> [Assigned task]
A faithful copy of the whole listing is required.

> [Source material]
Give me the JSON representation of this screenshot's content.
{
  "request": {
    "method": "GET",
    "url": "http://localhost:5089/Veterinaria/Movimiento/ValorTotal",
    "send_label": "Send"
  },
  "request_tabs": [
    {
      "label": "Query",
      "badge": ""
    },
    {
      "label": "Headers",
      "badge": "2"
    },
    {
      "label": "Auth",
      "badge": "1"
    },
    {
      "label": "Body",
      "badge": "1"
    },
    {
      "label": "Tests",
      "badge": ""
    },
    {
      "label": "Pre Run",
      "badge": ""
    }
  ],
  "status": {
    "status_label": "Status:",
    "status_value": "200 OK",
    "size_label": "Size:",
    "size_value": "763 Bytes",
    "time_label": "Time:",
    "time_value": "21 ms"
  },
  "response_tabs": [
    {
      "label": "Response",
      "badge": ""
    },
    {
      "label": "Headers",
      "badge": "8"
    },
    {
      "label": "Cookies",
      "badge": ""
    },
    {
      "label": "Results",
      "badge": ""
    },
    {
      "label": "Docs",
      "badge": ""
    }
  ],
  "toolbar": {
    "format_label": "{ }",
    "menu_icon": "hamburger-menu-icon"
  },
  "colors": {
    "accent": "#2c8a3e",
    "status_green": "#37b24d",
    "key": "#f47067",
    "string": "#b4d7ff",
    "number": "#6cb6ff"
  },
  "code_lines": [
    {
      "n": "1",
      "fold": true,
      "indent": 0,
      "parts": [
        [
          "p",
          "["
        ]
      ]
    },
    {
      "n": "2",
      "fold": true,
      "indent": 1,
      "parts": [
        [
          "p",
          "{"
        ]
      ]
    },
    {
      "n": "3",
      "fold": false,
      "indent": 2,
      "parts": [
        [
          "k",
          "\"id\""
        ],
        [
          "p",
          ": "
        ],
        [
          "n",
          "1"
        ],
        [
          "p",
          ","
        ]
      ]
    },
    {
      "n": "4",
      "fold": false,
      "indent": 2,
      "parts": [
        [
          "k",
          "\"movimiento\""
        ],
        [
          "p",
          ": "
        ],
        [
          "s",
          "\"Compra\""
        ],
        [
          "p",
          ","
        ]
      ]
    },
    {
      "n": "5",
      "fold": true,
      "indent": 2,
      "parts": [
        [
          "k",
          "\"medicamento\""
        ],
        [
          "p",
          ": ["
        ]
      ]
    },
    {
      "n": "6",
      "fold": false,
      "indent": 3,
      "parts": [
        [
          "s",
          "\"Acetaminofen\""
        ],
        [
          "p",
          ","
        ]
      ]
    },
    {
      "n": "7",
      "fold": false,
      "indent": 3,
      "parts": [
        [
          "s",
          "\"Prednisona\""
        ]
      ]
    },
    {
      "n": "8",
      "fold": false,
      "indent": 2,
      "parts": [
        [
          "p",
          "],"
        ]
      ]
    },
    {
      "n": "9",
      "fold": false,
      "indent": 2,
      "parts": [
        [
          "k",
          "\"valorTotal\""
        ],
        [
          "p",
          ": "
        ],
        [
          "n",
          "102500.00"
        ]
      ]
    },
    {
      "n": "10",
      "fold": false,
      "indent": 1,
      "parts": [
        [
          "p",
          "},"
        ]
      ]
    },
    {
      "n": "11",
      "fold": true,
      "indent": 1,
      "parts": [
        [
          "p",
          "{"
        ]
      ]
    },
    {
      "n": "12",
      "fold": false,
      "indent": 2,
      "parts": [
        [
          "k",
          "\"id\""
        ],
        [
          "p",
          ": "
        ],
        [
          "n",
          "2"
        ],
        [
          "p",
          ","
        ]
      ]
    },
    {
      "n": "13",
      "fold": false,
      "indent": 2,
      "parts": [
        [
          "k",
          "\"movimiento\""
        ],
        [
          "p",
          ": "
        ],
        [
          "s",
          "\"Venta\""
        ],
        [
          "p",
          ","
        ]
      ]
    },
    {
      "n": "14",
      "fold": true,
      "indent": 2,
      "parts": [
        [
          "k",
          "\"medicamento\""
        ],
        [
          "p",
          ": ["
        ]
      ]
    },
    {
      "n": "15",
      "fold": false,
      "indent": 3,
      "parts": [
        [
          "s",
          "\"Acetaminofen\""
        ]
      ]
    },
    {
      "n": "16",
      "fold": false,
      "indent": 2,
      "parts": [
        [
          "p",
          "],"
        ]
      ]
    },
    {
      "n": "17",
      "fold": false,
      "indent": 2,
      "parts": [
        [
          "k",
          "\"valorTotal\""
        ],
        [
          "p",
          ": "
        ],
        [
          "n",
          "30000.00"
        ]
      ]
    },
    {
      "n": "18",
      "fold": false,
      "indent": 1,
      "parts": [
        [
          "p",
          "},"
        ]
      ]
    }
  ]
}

> [Answer area]
Give me the JSON representation of this screenshot's content.
{
  "request": {
    "method": "GET",
    "url": "http://localhost:5089/Veterinaria/Movimiento/ValorTotal",
    "send_label": "Send"
  },
  "request_tabs": [
    {
      "label": "Query",
      "badge": ""
    },
    {
      "label": "Headers",
      "badge": "2"
    },
    {
      "label": "Auth",
      "badge": "1"
    },
    {
      "label": "Body",
      "badge": "1"
    },
    {
      "label": "Tests",
      "badge": ""
    },
    {
      "label": "Pre Run",
      "badge": ""
    }
  ],
  "status": {
    "status_label": "Status:",
    "status_value": "200 OK",
    "size_label": "Size:",
    "size_value": "763 Bytes",
    "time_label": "Time:",
    "time_value": "21 ms"
  },
  "response_tabs": [
    {
      "label": "Response",
      "badge": ""
    },
    {
      "label": "Headers",
      "badge": "8"
    },
    {
      "label": "Cookies",
      "badge": ""
    },
    {
      "label": "Results",
      "badge": ""
    },
    {
      "label": "Docs",
      "badge": ""
    }
  ],
  "toolbar": {
    "format_label": "{ }",
    "menu_icon": "hamburger-menu-icon"
  },
  "colors": {
    "accent": "#2c8a3e",
    "status_green": "#37b24d",
    "key": "#f47067",
    "string": "#b4d7ff",
    "number": "#6cb6ff"
  },
  "code_lines": [
    {
      "n": "1",
      "fold": true,
      "indent": 0,
      "parts": [
        [
          "p",
          "["
        ]
      ]
    },
    {
      "n": "2",
      "fold": true,
      "indent": 1,
      "parts": [
        [
          "p",
          "{"
        ]
      ]
    },
    {
      "n": "3",
      "fold": false,
      "indent": 2,
      "parts": [
        [
          "k",
          "\"id\""
        ],
        [
          "p",
          ": "
        ],
        [
          "n",
          "1"
        ],
        [
          "p",
          ","
        ]
      ]
    },
    {
      "n": "4",
      "fold": false,
      "indent": 2,
      "parts": [
        [
          "k",
          "\"movimiento\""
        ],
        [
          "p",
          ": "
        ],
        [
          "s",
          "\"Compra\""
        ],
        [
          "p",
          ","
        ]
      ]
    },
    {
      "n": "5",
      "fold": true,
      "indent": 2,
      "parts": [
        [
          "k",
          "\"medicamento\""
        ],
        [
          "p",
          ": ["
        ]
      ]
    },
    {
      "n": "6",
      "fold": false,
      "indent": 3,
      "parts": [
        [
          "s",
          "\"Acetaminofen\""
        ],
        [
          "p",
          ","
        ]
      ]
    },
    {
      "n": "7",
      "fold": false,
      "indent": 3,
      "parts": [
        [
          "s",
          "\"Prednisona\""
        ]
      ]
    },
    {
      "n": "8",
      "fold": false,
      "indent": 2,
      "parts": [
        [
          "p",
          "],"
        ]
      ]
    },
    {
      "n": "9",
      "fold": false,
      "indent": 2,
      "parts": [
        [
          "k",
          "\"valorTotal\""
        ],
        [
          "p",
          ": "
        ],
        [
          "n",
          "102500.00"
        ]
      ]
    },
    {
      "n": "10",
      "fold": false,
      "indent": 1,
      "parts": [
        [
          "p",
          "},"
        ]
      ]
    },
    {
      "n": "11",
      "fold": true,
      "indent": 1,
      "parts": [
        [
          "p",
          "{"
        ]
      ]
    },
    {
      "n": "12",
      "fold": false,
      "indent": 2,
      "parts": [
        [
          "k",
          "\"id\""
        ],
        [
          "p",
          ": "
        ],
        [
          "n",
          "2"
        ],
        [
          "p",
          ","
        ]
      ]
    },
    {
      "n": "13",
      "fold": false,
      "indent": 2,
      "parts": [
        [
          "k",
          "\"movimiento\""
        ],
        [
          "p",
          ": "
        ],
        [
          "s",
          "\"Venta\""
        ],
        [
          "p",
          ","
        ]
      ]
    },
    {
      "n": "14",
      "fold": true,
      "indent": 2,
      "parts": [
        [
          "k",
          "\"medicamento\""
        ],
        [
          "p",
          ": ["
        ]
      ]
    },
    {
      "n": "15",
      "fold": false,
      "indent": 3,
      "parts": [
        [
          "s",
          "\"Acetaminofen\""
        ]
      ]
    },
    {
      "n": "16",
      "fold": false,
      "indent": 2,
      "parts": [
        [
          "p",
          "],"
        ]
      ]
    },
    {
      "n": "17",
      "fold": false,
      "indent": 2,
      "parts": [
        [
          "k",
          "\"valorTotal\""
        ],
        [
          "p",
          ": "
        ],
        [
          "n",
          "30000.00"
        ]
      ]
    },
    {
      "n": "18",
      "fold": false,
      "indent": 1,
      "parts": [
        [
          "p",
          "},"
        ]
      ]
    }
  ]
}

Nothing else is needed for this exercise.